-- INFORMATION SHOWN follows --

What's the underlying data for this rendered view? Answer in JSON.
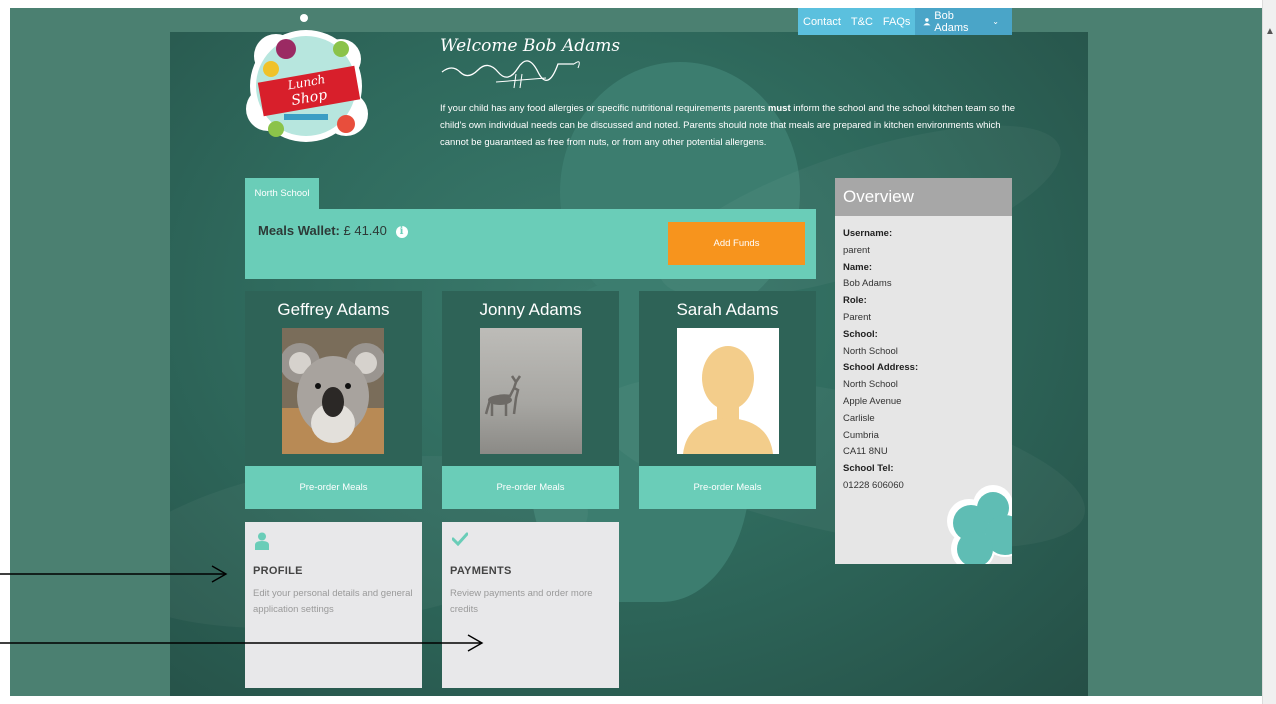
{
  "nav": {
    "contact": "Contact",
    "tc": "T&C",
    "faqs": "FAQs",
    "user": "Bob Adams"
  },
  "logo": {
    "text1": "Lunch",
    "text2": "Shop"
  },
  "welcome": "Welcome Bob Adams",
  "allergy": {
    "part1": "If your child has any food allergies or specific nutritional requirements parents ",
    "bold": "must",
    "part2": " inform the school and the school kitchen team so the child's own individual needs can be discussed and noted. Parents should note that meals are prepared in kitchen environments which cannot be guaranteed as free from nuts, or from any other potential allergens."
  },
  "school_tab": "North School",
  "wallet": {
    "label": "Meals Wallet:",
    "amount": "£ 41.40",
    "add_funds": "Add Funds"
  },
  "children": [
    {
      "name": "Geffrey Adams",
      "action": "Pre-order Meals",
      "photo": "koala"
    },
    {
      "name": "Jonny Adams",
      "action": "Pre-order Meals",
      "photo": "deer-in-fog"
    },
    {
      "name": "Sarah Adams",
      "action": "Pre-order Meals",
      "photo": "avatar-placeholder"
    }
  ],
  "tiles": [
    {
      "title": "PROFILE",
      "desc": "Edit your personal details and general application settings",
      "icon": "user-icon",
      "icon_color": "#6acdb8"
    },
    {
      "title": "PAYMENTS",
      "desc": "Review payments and order more credits",
      "icon": "check-icon",
      "icon_color": "#6acdb8"
    }
  ],
  "overview": {
    "title": "Overview",
    "username_label": "Username:",
    "username": "parent",
    "name_label": "Name:",
    "name": "Bob Adams",
    "role_label": "Role:",
    "role": "Parent",
    "school_label": "School:",
    "school": "North School",
    "address_label": "School Address:",
    "address": [
      "North School",
      "Apple Avenue",
      "Carlisle",
      "Cumbria",
      "CA11 8NU"
    ],
    "tel_label": "School Tel:",
    "tel": "01228 606060"
  },
  "colors": {
    "accent": "#6acdb8",
    "button": "#f7941d",
    "nav": "#5bc0de",
    "panel": "#2f6a5d"
  }
}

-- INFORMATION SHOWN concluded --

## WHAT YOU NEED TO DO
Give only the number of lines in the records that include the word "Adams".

## ANSWER BOX
6